Background: Tissue adhesives may be useful for sealing bowel anastomoses by preventing anastomotic leakage. Prior to clinical implementation, an in-depth analysis of the clinical and immunohistopathological effects of tissue adhesives on the target tissue and of the mechanical strength of the adhesive bond in an in vivo model is needed. Materials and methods: In 84 rats, two bowel segments were glued using one of the following tissue adhesive: Bioglue, Gelatin-resorcinol-formaldehyde (GRF), Glubran 2, Histoacryl Flex, Omnex, Duraseal Xact, or Tissucol. Rats were followed for 7 or 28 days. Endpoints were clinical complication rate, mechanical strength, and immunohistopathological reactions. Results: Of the seven tissue adhesives, GRF and Bioglue showed the highest rates of bowel wall destruction and ileus and the most severe immunohistopathological tissue reactions at 7 and 28 days. Cyanoacrylates (Histoacryl Flex, Omnex, Glubran 2) showed high mechanical strength and mild immunohistopathological reactions at 7 and 28 days. Duraseal Xact and Tissucol were the most inert tissue adhesives, but exhibited low mechanical strength. At 28 days, mechanical strength was significantly correlated to CD8, CD68, and Ki67 cell counts. Conclusion: Based on the clinical and immunohistopathological outcomes, GRF and Bioglue were found to be the least suitable tissue adhesives for colonic use. Duraseal Xact and Tissucol were inert but also showed low mechanical strength. Cyanoacrylates exhibited mild clinical and immunohistopathological effects while maintaining high strength, which makes them promising as colonic sealants.
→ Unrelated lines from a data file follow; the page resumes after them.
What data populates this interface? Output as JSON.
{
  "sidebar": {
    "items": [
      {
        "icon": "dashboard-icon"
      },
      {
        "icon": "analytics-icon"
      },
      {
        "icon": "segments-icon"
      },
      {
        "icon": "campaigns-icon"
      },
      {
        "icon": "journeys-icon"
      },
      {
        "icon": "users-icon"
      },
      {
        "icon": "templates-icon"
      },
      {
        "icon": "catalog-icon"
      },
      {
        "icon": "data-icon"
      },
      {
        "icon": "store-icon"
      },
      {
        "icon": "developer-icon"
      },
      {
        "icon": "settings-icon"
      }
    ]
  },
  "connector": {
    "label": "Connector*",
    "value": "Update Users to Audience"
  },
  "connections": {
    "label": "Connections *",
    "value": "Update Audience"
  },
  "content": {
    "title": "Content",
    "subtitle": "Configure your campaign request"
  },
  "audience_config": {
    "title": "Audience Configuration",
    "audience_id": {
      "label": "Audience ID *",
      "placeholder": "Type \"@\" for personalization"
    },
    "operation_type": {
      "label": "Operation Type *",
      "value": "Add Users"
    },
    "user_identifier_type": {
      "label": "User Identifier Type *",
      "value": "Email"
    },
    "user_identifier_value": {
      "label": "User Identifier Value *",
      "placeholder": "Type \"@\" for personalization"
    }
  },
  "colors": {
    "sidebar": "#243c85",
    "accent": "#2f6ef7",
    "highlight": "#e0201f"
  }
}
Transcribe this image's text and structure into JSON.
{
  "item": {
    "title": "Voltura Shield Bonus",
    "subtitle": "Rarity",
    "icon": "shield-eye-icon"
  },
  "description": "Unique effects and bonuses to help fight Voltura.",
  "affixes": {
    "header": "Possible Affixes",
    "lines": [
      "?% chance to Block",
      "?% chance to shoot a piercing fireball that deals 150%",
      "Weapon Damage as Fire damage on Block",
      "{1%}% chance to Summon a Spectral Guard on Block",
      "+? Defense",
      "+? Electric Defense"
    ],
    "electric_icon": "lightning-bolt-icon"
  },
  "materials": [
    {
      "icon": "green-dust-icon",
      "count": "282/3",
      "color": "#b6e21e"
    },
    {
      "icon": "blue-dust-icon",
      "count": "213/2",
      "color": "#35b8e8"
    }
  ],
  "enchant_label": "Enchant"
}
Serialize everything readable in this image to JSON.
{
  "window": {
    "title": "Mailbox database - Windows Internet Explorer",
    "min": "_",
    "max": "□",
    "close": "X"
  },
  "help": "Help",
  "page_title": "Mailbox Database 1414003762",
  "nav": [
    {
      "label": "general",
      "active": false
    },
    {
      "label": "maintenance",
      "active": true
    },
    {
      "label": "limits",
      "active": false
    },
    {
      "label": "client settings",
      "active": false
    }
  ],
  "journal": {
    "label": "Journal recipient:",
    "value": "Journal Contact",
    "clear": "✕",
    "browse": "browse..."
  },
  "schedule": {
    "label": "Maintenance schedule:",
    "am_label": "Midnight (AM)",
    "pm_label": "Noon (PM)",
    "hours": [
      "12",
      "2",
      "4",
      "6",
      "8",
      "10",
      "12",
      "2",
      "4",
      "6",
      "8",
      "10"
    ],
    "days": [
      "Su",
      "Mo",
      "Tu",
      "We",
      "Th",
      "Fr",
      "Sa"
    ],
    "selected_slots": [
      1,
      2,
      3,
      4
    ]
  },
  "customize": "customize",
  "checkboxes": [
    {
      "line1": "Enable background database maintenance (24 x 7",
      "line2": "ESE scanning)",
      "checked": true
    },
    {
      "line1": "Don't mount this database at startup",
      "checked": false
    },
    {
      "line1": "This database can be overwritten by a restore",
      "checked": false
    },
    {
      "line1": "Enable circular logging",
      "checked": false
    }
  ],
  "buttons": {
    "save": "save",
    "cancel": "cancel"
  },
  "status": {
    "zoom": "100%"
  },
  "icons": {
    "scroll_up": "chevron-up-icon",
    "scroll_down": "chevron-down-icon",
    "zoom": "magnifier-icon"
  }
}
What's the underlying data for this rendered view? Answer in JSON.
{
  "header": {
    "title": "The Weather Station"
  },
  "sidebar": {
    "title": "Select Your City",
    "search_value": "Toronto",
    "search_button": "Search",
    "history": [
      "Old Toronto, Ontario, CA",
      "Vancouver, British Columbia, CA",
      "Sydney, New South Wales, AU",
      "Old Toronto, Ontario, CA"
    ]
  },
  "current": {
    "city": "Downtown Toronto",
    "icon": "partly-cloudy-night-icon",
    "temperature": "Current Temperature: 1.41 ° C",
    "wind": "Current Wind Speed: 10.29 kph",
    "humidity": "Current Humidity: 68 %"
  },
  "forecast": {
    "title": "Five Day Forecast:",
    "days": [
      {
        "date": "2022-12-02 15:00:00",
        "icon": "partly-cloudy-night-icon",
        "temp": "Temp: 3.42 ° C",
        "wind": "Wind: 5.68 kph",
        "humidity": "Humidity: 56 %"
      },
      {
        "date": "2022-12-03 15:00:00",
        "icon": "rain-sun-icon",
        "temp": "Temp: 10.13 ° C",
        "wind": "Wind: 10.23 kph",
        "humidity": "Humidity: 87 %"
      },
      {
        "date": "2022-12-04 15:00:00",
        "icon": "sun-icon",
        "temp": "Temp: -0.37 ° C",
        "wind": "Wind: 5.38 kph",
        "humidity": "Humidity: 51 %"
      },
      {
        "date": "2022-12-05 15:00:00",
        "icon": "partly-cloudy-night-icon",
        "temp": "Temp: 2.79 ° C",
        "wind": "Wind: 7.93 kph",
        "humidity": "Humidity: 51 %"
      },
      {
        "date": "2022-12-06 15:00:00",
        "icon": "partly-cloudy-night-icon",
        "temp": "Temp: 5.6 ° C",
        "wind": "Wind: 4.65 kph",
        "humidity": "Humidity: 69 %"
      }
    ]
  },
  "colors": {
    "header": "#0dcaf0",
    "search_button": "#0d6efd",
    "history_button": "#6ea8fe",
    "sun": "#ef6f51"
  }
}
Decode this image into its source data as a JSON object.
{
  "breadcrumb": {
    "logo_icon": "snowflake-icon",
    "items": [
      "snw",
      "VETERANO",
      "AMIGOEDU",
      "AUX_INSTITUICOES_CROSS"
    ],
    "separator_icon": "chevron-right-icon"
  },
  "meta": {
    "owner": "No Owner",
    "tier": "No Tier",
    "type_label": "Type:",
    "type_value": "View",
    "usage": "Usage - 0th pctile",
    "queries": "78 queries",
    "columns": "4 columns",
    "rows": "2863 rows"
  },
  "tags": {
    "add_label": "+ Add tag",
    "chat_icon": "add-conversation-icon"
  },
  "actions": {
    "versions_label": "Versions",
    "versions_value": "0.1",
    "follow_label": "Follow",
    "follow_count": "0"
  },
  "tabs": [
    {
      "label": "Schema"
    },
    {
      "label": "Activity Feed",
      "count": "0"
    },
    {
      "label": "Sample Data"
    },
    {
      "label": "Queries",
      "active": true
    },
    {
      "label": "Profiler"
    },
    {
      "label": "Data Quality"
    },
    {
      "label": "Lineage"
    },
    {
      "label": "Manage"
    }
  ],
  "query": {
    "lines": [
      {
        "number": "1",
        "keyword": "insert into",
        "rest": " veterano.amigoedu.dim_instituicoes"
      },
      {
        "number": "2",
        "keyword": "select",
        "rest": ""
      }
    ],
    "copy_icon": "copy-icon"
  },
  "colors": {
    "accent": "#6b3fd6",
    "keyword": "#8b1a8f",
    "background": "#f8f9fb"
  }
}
|Journal||Journal of Biomedical Materials Research. Part B: Applied Biomaterials|
|Publication status||Published - 2017|
- tissue adhesive
- tissue glue